Thanks to so many of you for turning up this morning especially given that a) it was likely to still be a bit cool in the water and b) because you knew you were doing a continuous 3000m swim!!!
I really don't "like" prescribing these types of sessions (seriously!) as I am well aware that many of you might find this type of swim very boring and perhaps "pointless" as a squad session. However, in an effort to help you guys improve, for you to gauge how much you are improving, and to recognise the fact that a swim such as this every now and then is a great way to boost your endurance, I don't think you can really beat it! So despite a couple of disgruntled looks at 5.30am, I think you all secretly enjoyed it!
OK, onto the results. If you recall, 10 weeks ago I set you all a 3-month training challenge: could the Tuesday Technique / Endurance work coupled with a better pace awareness from the Friday Fresh & Fruity sets help you improve upon my predictions for the following sessions: 1) 14 to 20 x 100m with ~20s rest; 2) 400m Time Trial; 3) 1000m Time Trial; 4) 3000m Time Trial? From last Friday and this morning the answer to Points 1 & 4 have been a resounding "yes!" This is great news. We still obviously have the 400m and 1000m timed swims to go, but like anything, don't fear these - just see what you can do and pace yourself well!
10 weeks ago I went through all 150 squad swimmers and predicted what time you could each hold for the 100m interval test set. My predictions were surprisingly accurate even for a swim-nerd like me! From this I said "can you all improve by ~2.5% in 6-8 weeks?" Using this improved pace per 100m I then extrapolated what you should be able to hold for 400m, 1000m and 3000m building in "fatigue factors" of 2%, 4% and 11.5% respectively. This is not a "cut-throat" method, though it is generally agreed that as the distance of any endurance event doubles the time should increase by 3-4%. I used my own "Fudge Factor" method to eye-ball the results of this equation 10 weeks ago to arrive at a point which I felt was both challenging and realistic. We can debate the accuracy of this method until the cows come home, but given that the first two results from this morning's first finishers with known experience over these distances were both within just 10 seconds of my prediction for 3000m, I'm happy that this is at least a very good approximation!
You can access the results here: http://theteamcore.com/images/3km.pdf
From the chart, please check for your name, your actual time, your actual pace per 100m, your predicted time from 10 weeks ago, your "improvement" ABOVE my predicted improvement, and your percentage "improvement". Remember a couple of things: 1) even if your improvement was 0:00 or 0%, you have still improved as this takes into account the 2.5% goal from week # 1; 2) anything over 5% is exceptionally good - well done; 3) some of you were a little unsure if you had done more or less than the stipulated distance of 3000m - I have tried to address this below.
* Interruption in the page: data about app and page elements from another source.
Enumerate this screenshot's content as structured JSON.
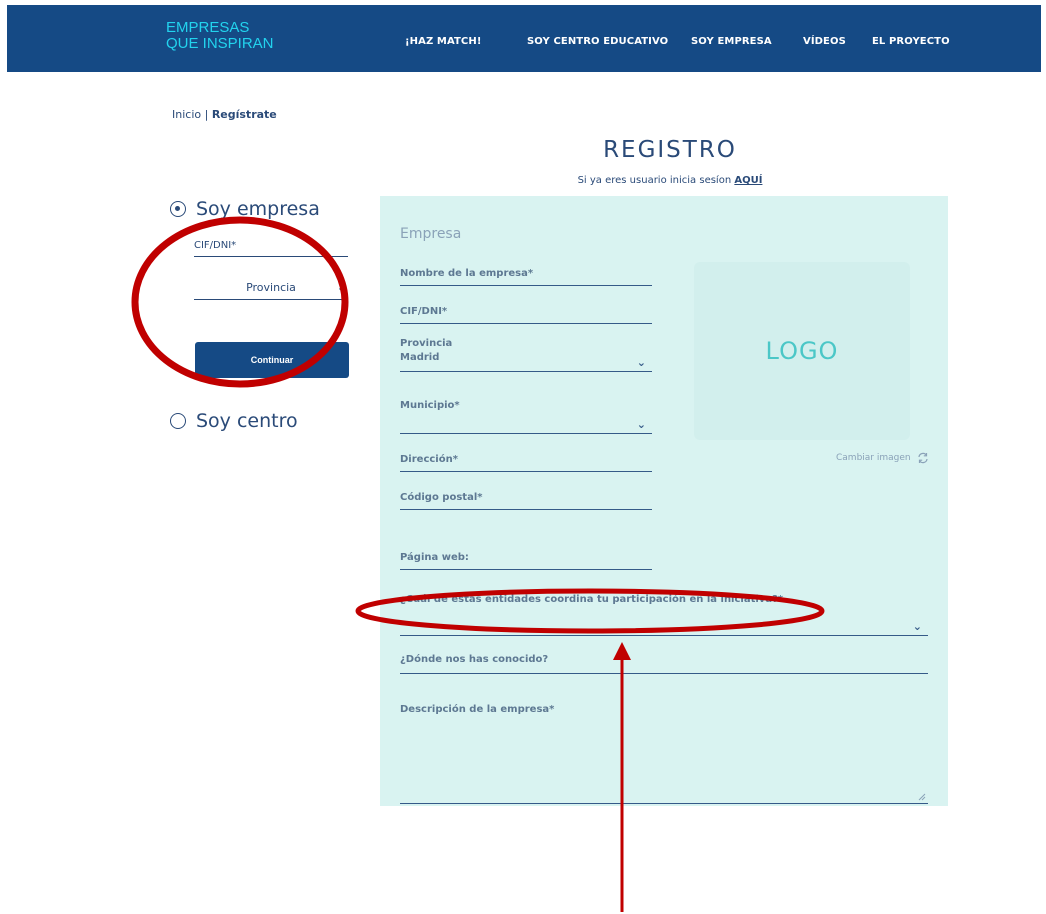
{
  "brand": {
    "line1": "EMPRESAS",
    "line2": "QUE INSPIRAN"
  },
  "nav": [
    "¡HAZ MATCH!",
    "SOY CENTRO EDUCATIVO",
    "SOY EMPRESA",
    "VÍDEOS",
    "EL PROYECTO"
  ],
  "breadcrumb": {
    "home": "Inicio",
    "separator": " | ",
    "current": "Regístrate"
  },
  "page": {
    "title": "REGISTRO",
    "login_text": "Si ya eres usuario inicia sesíon ",
    "login_link": "AQUÍ"
  },
  "left": {
    "radio_empresa": "Soy empresa",
    "cif_label": "CIF/DNI*",
    "provincia_select": "Provincia",
    "continue_button": "Continuar",
    "radio_centro": "Soy centro"
  },
  "form": {
    "section_title": "Empresa",
    "nombre": "Nombre de la empresa*",
    "cif": "CIF/DNI*",
    "provincia_label": "Provincia",
    "provincia_value": "Madrid",
    "municipio": "Municipio*",
    "direccion": "Dirección*",
    "codigo_postal": "Código postal*",
    "pagina_web": "Página web:",
    "entidades": "¿Cuál de estas entidades coordina tu participación en la iniciativa?*",
    "conocido": "¿Dónde nos has conocido?",
    "descripcion": "Descripción de la empresa*",
    "logo_placeholder": "LOGO",
    "cambiar_imagen": "Cambiar imagen"
  },
  "annotation_color": "#c00000",
  "icons": {
    "chevron": "chevron-down-icon",
    "refresh": "refresh-icon",
    "resize": "resize-handle-icon"
  }
}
Yellow = no original predicted time from 10 weeks ago (due to absence) - I predicted this as you swam this morning based on other swimmers of known similar ability.
Green = I have modified your finish time slightly to add or subtract the 100m or so that you felt you had done under / over the distance (please note that this is only an approximation)
Red = I couldn't get excel to spit out a negative time (I can't be that nerdy obviously!)...if you are highlighted in red it simply means that you were slightly slower than my predicted time.
Anyway, that's how to spend a morning scouring a whole bunch of numbers - hope you enjoy! ;-)